With its rolling hills, coconut trees and freshwater streams, a cool coastal vibe conquers the soul of Mangalore. Meanwhile, the city manages to attract IT professionals, entrepreneurs and thousands of tourists from across the world who enter the country through its famous port. The next time you’re there, this is what you should do:
When you’re holidaying in this seaside paradise, start your journey by ticking off the most important element: the beach. Karnataka’s coast is home to some of India’s finest, pristine beaches, so expect to be pleasantly surprised in Mangalore, too. Head to Panambur Beach, popular for the many attractions on offer—from jet ski and horse riding to boating and dolphin viewing. The beach is currently managed by a private enterprise with a skilled lifeguard service on patrol. In January, the place hosts the International Kite Festival where participants from France, Germany, Australia and several other countries fly specialty kites designed in line with the theme of the event.
From here, head to Tannirbhavi beach, which is a short ferry ride away from Sultan Battery watch tower, built by Tipu Sultan in 1784. Take in its quiet, laidback atmosphere, and treat yourself to an ice gola as you watch the sun melt into the horizon. Other famous beaches to bookmark include NITK Beach, which derives its name from National Institute of Technology (Karnataka) and boasts a lighthouse nestled at its rocky shore; Someshwar Beach, although unsafe for swimming, is also worth a trip for its sun-kissed golden sand and Lord Somanatha temple where the beach gets its name from.
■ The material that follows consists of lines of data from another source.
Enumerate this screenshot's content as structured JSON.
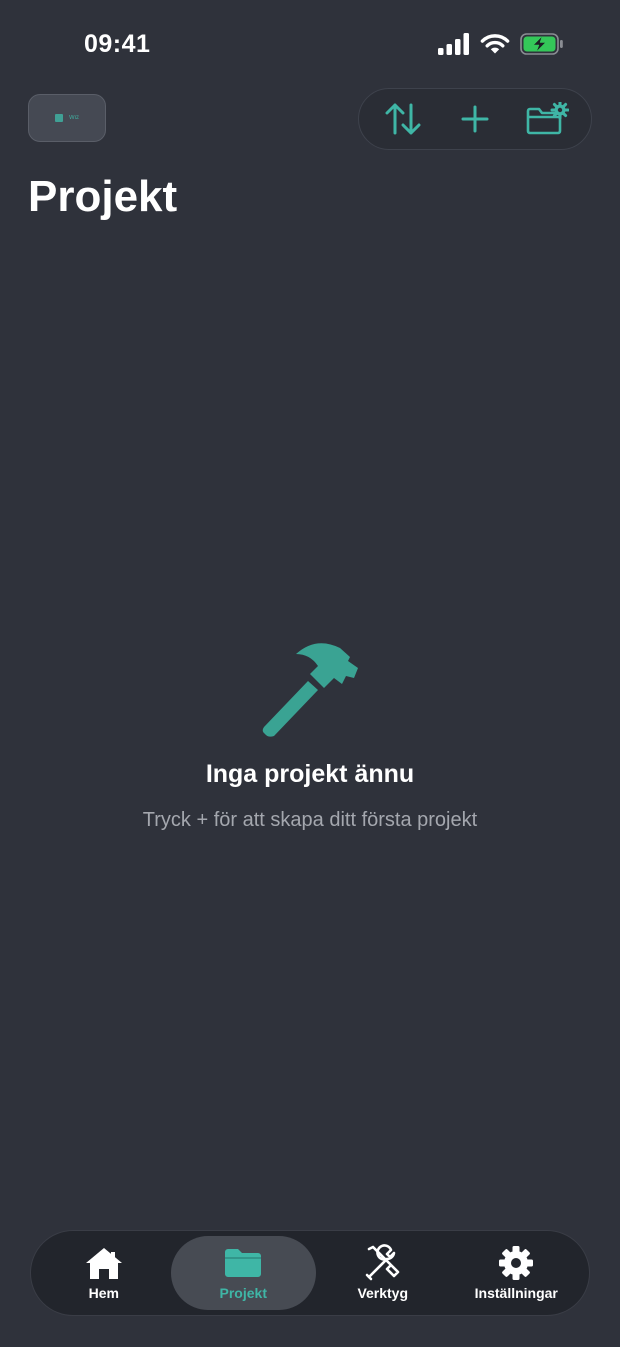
{
  "status": {
    "time": "09:41"
  },
  "header": {
    "title": "Projekt",
    "logo_text": "Wiz",
    "toolbar": [
      {
        "name": "sort",
        "icon": "sort-arrows-icon"
      },
      {
        "name": "add",
        "icon": "plus-icon"
      },
      {
        "name": "folder-settings",
        "icon": "folder-gear-icon"
      }
    ]
  },
  "empty_state": {
    "icon": "hammer-icon",
    "title": "Inga projekt ännu",
    "subtitle": "Tryck + för att skapa ditt första projekt"
  },
  "tabs": [
    {
      "label": "Hem",
      "icon": "home-icon",
      "active": false
    },
    {
      "label": "Projekt",
      "icon": "folder-icon",
      "active": true
    },
    {
      "label": "Verktyg",
      "icon": "tools-icon",
      "active": false
    },
    {
      "label": "Inställningar",
      "icon": "gear-icon",
      "active": false
    }
  ],
  "colors": {
    "accent": "#3fb6a6",
    "background": "#2f323b",
    "tab_bar": "#22252c"
  }
}
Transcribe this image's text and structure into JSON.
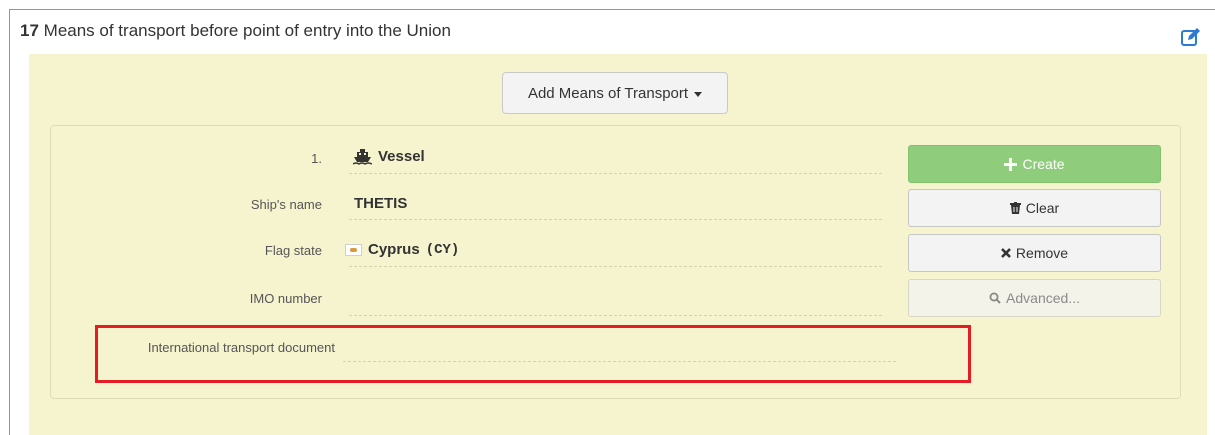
{
  "panel": {
    "number": "17",
    "title": "Means of transport before point of entry into the Union",
    "edit_icon": "edit-pencil-square-icon"
  },
  "add_button": {
    "label": "Add Means of Transport"
  },
  "transport": {
    "index": "1.",
    "type_icon": "ship-icon",
    "type": "Vessel",
    "ship_name_label": "Ship's name",
    "ship_name": "THETIS",
    "flag_state_label": "Flag state",
    "flag_state": "Cyprus",
    "flag_code": "(CY)",
    "imo_label": "IMO number",
    "imo_value": "",
    "itd_label": "International transport document",
    "itd_value": ""
  },
  "actions": {
    "create": "Create",
    "clear": "Clear",
    "remove": "Remove",
    "advanced": "Advanced..."
  },
  "colors": {
    "panel_border": "#6f9fd0",
    "area_background": "#f6f4cf",
    "create_button": "#8fcc7b",
    "highlight": "#e51c23",
    "edit_icon": "#2b7bd6"
  }
}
Places of worship play a significant role in Mangalore. The city itself derives its name from Mangaladevi Temple at Bolara, dedicated to the incarnation of Hindu goddess Shakti. Like many temples in Kerala and along the Western Ghats, the temple is mostly made of wood, with the presiding deity at the centre and smaller shrines surrounding it. Watch it come alive during the festival of Navaratri, when devotees come in large numbers to witness the annual celebrations. A ten-minute drive away stands another historic landmark, Milagres Church, a Roman Catholic church built by Bishop Thomas de Castro in 1680.
A heavenly mix of South Indian and Konkan, Mangalorean cuisine is what dreams are made of. Think Neer Dosa, Chicken Ghee Roast, Anjal Fry, and plenty of vegetarian options to choose from the Udupi fare.
Although Mangalore is no street shopper’s paradise, there are a few stores that are sure to make you halt during the trip. Hit the Hampanakatta Market, one of the oldest and busiest markets in the city, for buying silk sarees, traditional fabrics and jewellery. Forum, Bharat and Empire Malls are among the largest shopping complexes in the city, with several national and international brands on offer. If you’re planning to take back a food souvenir for your family and friends, shop for the Mangalorean Halwa from New Taj Mahal Café in Kodialbail and a pack of cashews from Phalguni Cashew Centre in Hampanakatta.
On your trip to the Meenakshi Amman Temple, make sure to halt at Prithu Mandapam, an old pillared hall near the eastern entrance. It is known to be the best place for your cotton fabric loot in Maduri. For hand-woven silk and batik textiles, head to East Masi street, South Avani Moola Street and Town Hall Road. And since you’re in Madurai, don’t forget to pick a gorgeous silk saree from any of these shopping hubs. From bell-metal lamps to bronze idols, bookmark the government-run Poompuhar handicraft store, and the Cottage Arts Emporium if you’re looking for traditional handicrafts
|Kenjar, Bajpe, Mangaluru, Karnataka 574142||IXE|